▶ _Assignment_:
In the entries below, count the lines holding "footer". Reply with the number only.

- Opening Delimiter -

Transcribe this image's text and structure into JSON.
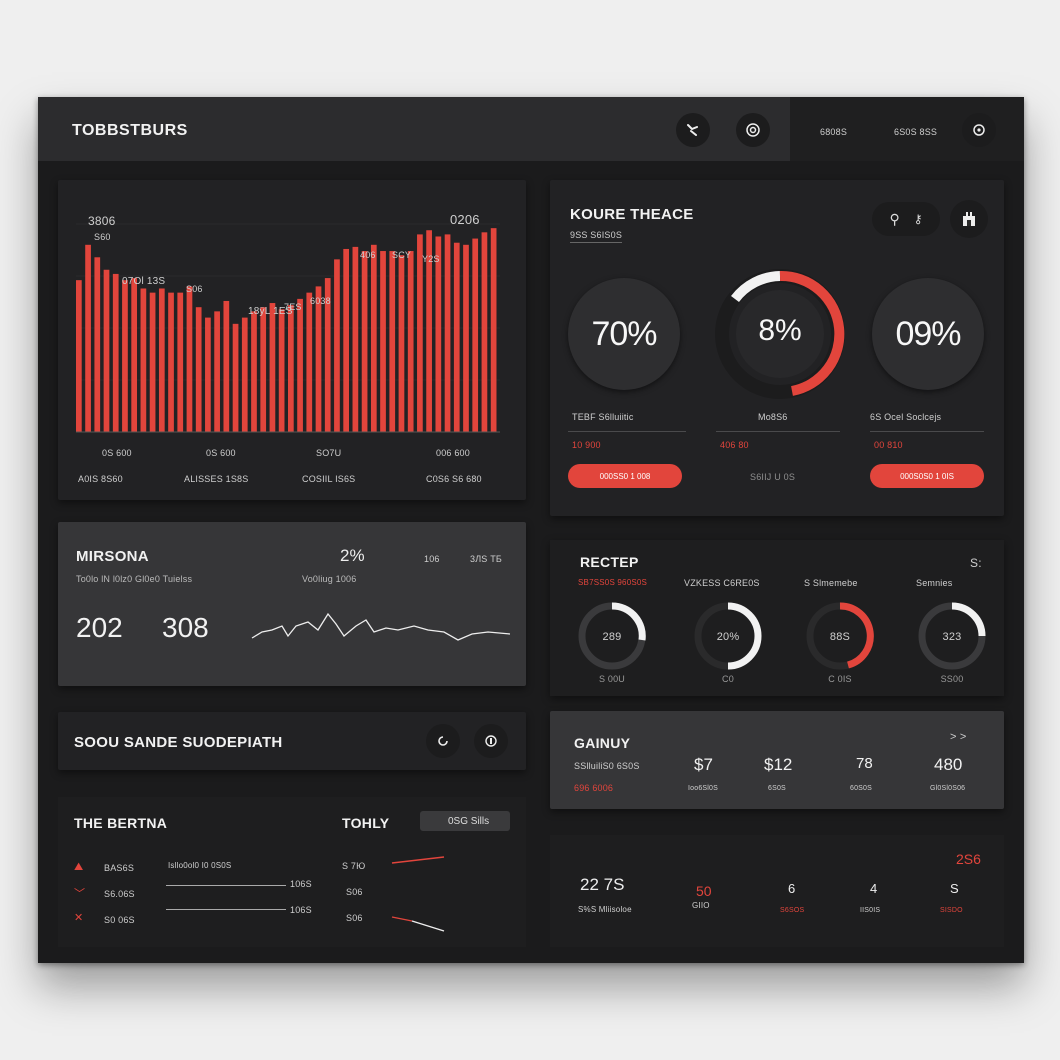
{
  "header": {
    "title": "TOBBSTBURS",
    "right_label_1": "6808S",
    "right_label_2": "6S0S 8SS"
  },
  "bar_panel": {
    "top_labels": [
      "3806",
      "S60",
      "07Ol 13S",
      "S06",
      "18ÿL 1ES",
      "7ES",
      "6038",
      "406",
      "SCY",
      "Y2S",
      "0206"
    ],
    "x_labels": [
      "0S 600",
      "0S 600",
      "SO7U",
      "006 600"
    ],
    "x_sublabels": [
      "A0IS 8S60",
      "ALISSES 1S8S",
      "COSIIL IS6S",
      "C0S6 S6 680"
    ]
  },
  "chart_data": {
    "type": "bar",
    "values": [
      73,
      90,
      84,
      78,
      76,
      73,
      74,
      69,
      67,
      69,
      67,
      67,
      70,
      60,
      55,
      58,
      63,
      52,
      55,
      58,
      60,
      62,
      59,
      61,
      64,
      67,
      70,
      74,
      83,
      88,
      89,
      87,
      90,
      87,
      87,
      85,
      87,
      95,
      97,
      94,
      95,
      91,
      90,
      93,
      96,
      98
    ],
    "color": "#e2453c",
    "ylim": [
      0,
      100
    ]
  },
  "gauge_panel": {
    "title": "KOURE THEACE",
    "subtitle": "9SS S6IS0S",
    "rings": [
      {
        "value": "70%",
        "caption": "TEBF S6lluiitic",
        "stat": "10 900",
        "button": "000SS0 1 008",
        "progress": 0
      },
      {
        "value": "8%",
        "caption": "Mo8S6",
        "stat": "406 80",
        "button": "S6IIJ U 0S",
        "progress": 0.55
      },
      {
        "value": "09%",
        "caption": "6S Ocel Soclcejs",
        "stat": "00 810",
        "button": "000S0S0 1 0IS",
        "progress": 0
      }
    ]
  },
  "line_panel": {
    "title": "MIRSONA",
    "subtitle": "To0lo lN l0lz0 Gl0e0 Tuielss",
    "percent": "2%",
    "percent_sub": "Vo0liug 1006",
    "tags": [
      "106",
      "3ЛS ТБ"
    ],
    "value_1": "202",
    "value_2": "308"
  },
  "section_bar": {
    "title": "SOOU SANDE SUODEPIATH"
  },
  "list_panel": {
    "title": "THE BERTNA",
    "right_title": "TOHLY",
    "pill": "0SG Sills",
    "rows": [
      {
        "label": "BAS6S",
        "desc": "Isllo0ol0 I0 0S0S",
        "value": "",
        "side": "S 7Ю"
      },
      {
        "label": "S6.06S",
        "desc": "",
        "value": "106S",
        "side": "S06"
      },
      {
        "label": "S0 06S",
        "desc": "",
        "value": "106S",
        "side": "S06"
      }
    ]
  },
  "donut_panel": {
    "title": "RECTEP",
    "corner": "S:",
    "items": [
      {
        "header": "SB7SS0S 960S0S",
        "value": "289",
        "footer": "S 00U"
      },
      {
        "header": "VZKESS C6RE0S",
        "value": "20%",
        "footer": "C0"
      },
      {
        "header": "S Slmemebe",
        "value": "88S",
        "footer": "C 0IS"
      },
      {
        "header": "Semnies",
        "value": "323",
        "footer": "SS00"
      }
    ]
  },
  "stats_panel": {
    "title": "GAINUY",
    "subtitle": "SSlluiliS0 6S0S",
    "subtitle_red": "696 6006",
    "nav": "> >",
    "stats": [
      {
        "value": "$7",
        "label": "Ioo6Sl0S"
      },
      {
        "value": "$12",
        "label": "6S0S"
      },
      {
        "value": "78",
        "label": "60S0S"
      },
      {
        "value": "480",
        "label": "Gl0Sl0S06"
      }
    ]
  },
  "bottom_panel": {
    "corner": "2S6",
    "main_value": "22 7S",
    "main_label": "S%S Mliisoloe",
    "stats": [
      {
        "value": "50",
        "label": "GIIO"
      },
      {
        "value": "6",
        "label": "S6SOS"
      },
      {
        "value": "4",
        "label": "IIS0IS"
      },
      {
        "value": "S",
        "label": "SISDO"
      }
    ]
  }
}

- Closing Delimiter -

▶ _Response_:
4